China's vaccine map: Efficacy of Sinopharm's COVID-19 vaccines proved again in new trials
Editor's note: This is the weekly wrap-up of Chinese COVID-19 vaccines' contribution in the global fight against the virus for May 24-30 2021.
Two COVID-19 vaccines developed by China's Sinopharm have shown an efficacy of over 72 percent in large scale phase-3 clinical trials, according to a study published in The Journal of the American Medical Association (JAMA) on Wednesday.
The two inactivated vaccines, developed by Sinopharm's Wuhan Institute of Biological Products and Beijing Institute of Biological Products, showed an efficacy of 72.8 percent and 78.1 percent respectively against symptomatic COVID-19 cases, with rare serious adverse effects reported and it is the world's first published phase-3 study results of inactivated COVID-19 vaccines.
China promised an additional $3 billion in international aid over the next three years to support COVID-19 response and economic and social recovery in other developing countries at the Global Health Summit via video on May 21. Chinese vaccines are now part of the immunization campaigns in many developing countries, including in Africa nations, and have gained more recognition worldwide.
China's Sinovac Biotech Ltd. on Friday said it will set up a national center as part of the BRICS Vaccine Research and Development Center, boosting the vaccine research and development in Brazil, Russia, India, China, and South Africa (BRICS).
Egyptian health authorities on Friday received a shipment from China that includes raw bio-material from Sinovac, which will help Egypt begin producing the Chinese vaccine domestically, making it the first African nation to produce COVID-19 vaccines.
Thailand's food and drug regulator on Friday approved Sinopharm vaccines for emergency use, senior health official Paisan Dankhum told a news conference, making it the fifth COVID-19 vaccine Thailand has approved.
Also on Friday, around 700 Philippine athletes bound for the Tokyo Olympics and Southeast Asian Games received the Sinovac coronavirus vaccine.
An "important call at a fateful time"
Chile's President Sebastian Pinera on May 23 welcomed a shipment of 2.2 million COVID-19 vaccine doses made by Chinese pharmaceutical firm Sinovac, the largest batch of vaccine doses the country has ever received, according to local media.

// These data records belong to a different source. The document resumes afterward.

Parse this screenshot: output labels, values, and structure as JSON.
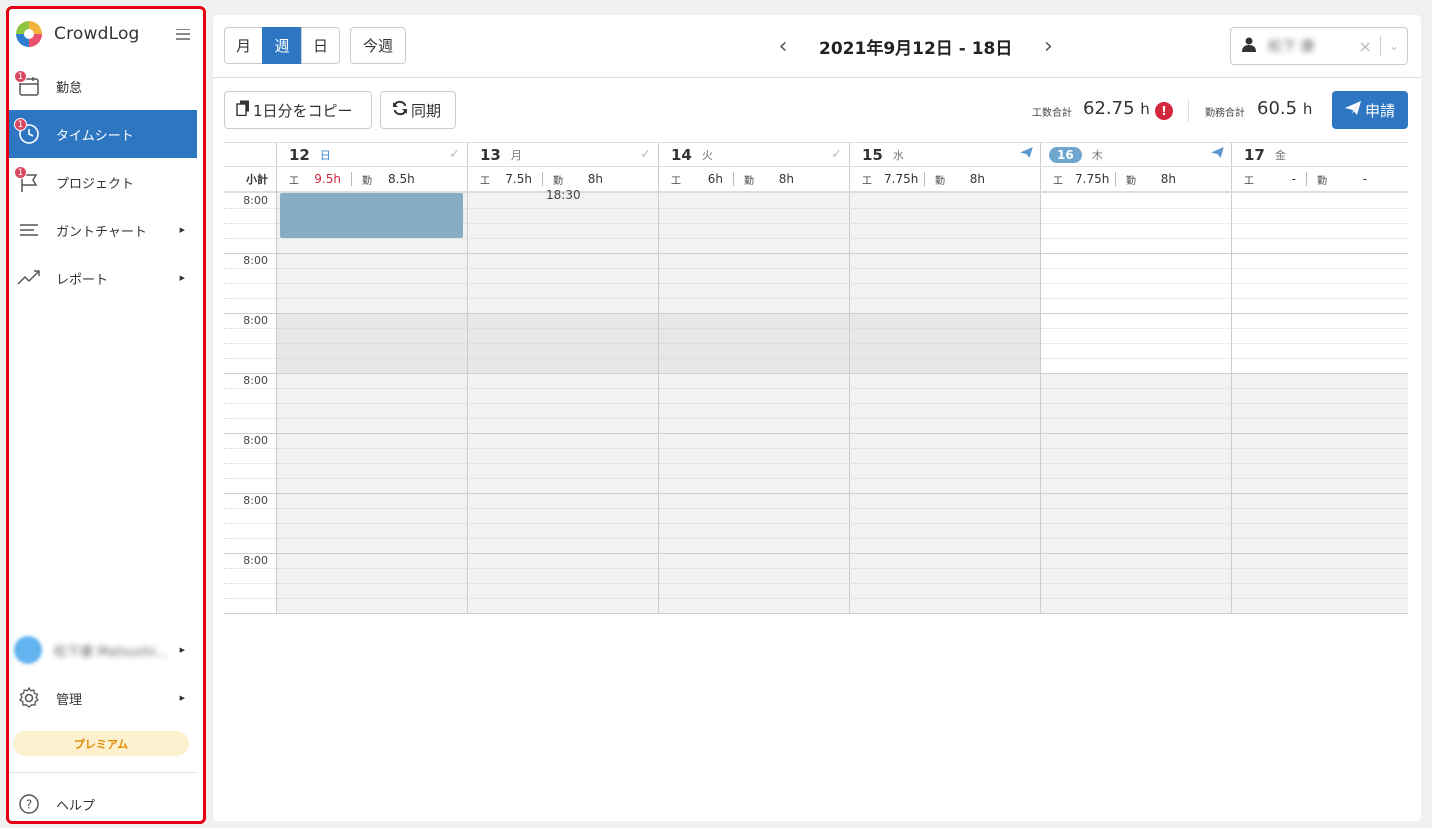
{
  "app": {
    "name": "CrowdLog"
  },
  "sidebar": {
    "items": [
      {
        "label": "勤怠",
        "badge": "1"
      },
      {
        "label": "タイムシート",
        "badge": "1",
        "active": true
      },
      {
        "label": "プロジェクト",
        "badge": "1"
      },
      {
        "label": "ガントチャート"
      },
      {
        "label": "レポート"
      }
    ],
    "user": {
      "name": "松下康 Matsushi..."
    },
    "admin": {
      "label": "管理"
    },
    "premium": "プレミアム",
    "help": "ヘルプ"
  },
  "header": {
    "views": [
      "月",
      "週",
      "日"
    ],
    "active_view": "週",
    "today": "今週",
    "date_range": "2021年9月12日 - 18日",
    "user_select": {
      "value": "松下 康"
    }
  },
  "toolbar": {
    "copy_label": "1日分をコピー",
    "sync_label": "同期",
    "work_total_label": "工数合計",
    "work_total_value": "62.75",
    "work_total_unit": "h",
    "duty_total_label": "勤務合計",
    "duty_total_value": "60.5",
    "duty_total_unit": "h",
    "apply_label": "申請"
  },
  "calendar": {
    "subtotal_label": "小計",
    "koshu_key": "工",
    "kinmu_key": "勤",
    "days": [
      {
        "date": "12",
        "weekday": "日",
        "work": "9.5h",
        "duty": "8.5h",
        "status": "approved-icon"
      },
      {
        "date": "13",
        "weekday": "月",
        "work": "7.5h",
        "duty": "8h",
        "status": "approved-icon"
      },
      {
        "date": "14",
        "weekday": "火",
        "work": "6h",
        "duty": "8h",
        "status": "approved-icon"
      },
      {
        "date": "15",
        "weekday": "水",
        "work": "7.75h",
        "duty": "8h",
        "status": "submitted-icon"
      },
      {
        "date": "16",
        "weekday": "木",
        "work": "7.75h",
        "duty": "8h",
        "status": "submitted-icon",
        "today": true
      },
      {
        "date": "17",
        "weekday": "金",
        "work": "-",
        "duty": "-"
      }
    ],
    "time_labels": [
      "8:00",
      "8:00",
      "8:00",
      "8:00",
      "8:00",
      "8:00",
      "8:00"
    ],
    "event_time": "18:30"
  },
  "colors": {
    "accent": "#2f76c2",
    "highlight_frame": "#e60012",
    "event": "#86adc4",
    "warning": "#d4283f"
  }
}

Addressing the press at a briefing at Santiago International Airport upon the batch's arrival, the president said 7.6 million people in Chile have received both doses and 9.5 million have received at least one shot.
The president himself has received two Sinovac shots, taken in February and March, respectively.
Libyan experts said that China's recent appeal for the international community to urgently provide COVID-19 vaccines to Africa is "an important call at a fateful time," a Xinhua report said on Tuesday.
"Beijing, through its call on the United Nations Security Council (UNSC) to provide vaccines, is keen to mobilize international support for African countries, most of which suffer from poverty and economic problems," said Khaled Al-Tarhouni, a Libyan political analyst.
He believes China will have a great and influential role in providing vaccines to Africa, especially after its recent agreement with Egypt to establish a Chinese vaccine production line in Egypt.
Serious adverse effects "extremely low"
The rate of serious adverse effects from China's COVID-19 vaccines is extremely low, and the benefits of vaccination far outweigh the risks, the Chinese Center for Disease Control and Prevention (CDC) said on Friday.
According to CDC statistics, 31,434 adverse reaction cases were reported on the Chinese mainland between December 15, 2020, and April 30, 2021, after 265 million COVID-19 vaccine doses were administered, with a rate of 11.86 per 100,000 doses.
Fever and swelling accounted for 82.96 percent or 9.84 per 100,000 doses in normal reactions. Meanwhile, abnormal reactions like an allergic rash accounted for 17.04 percent or 2.02 per 100,000 doses. A total of 188 cases of severe adverse reactions were reported, with the incidence of 0.07 per 100,000 doses, which means "extremely rare," the CDC said.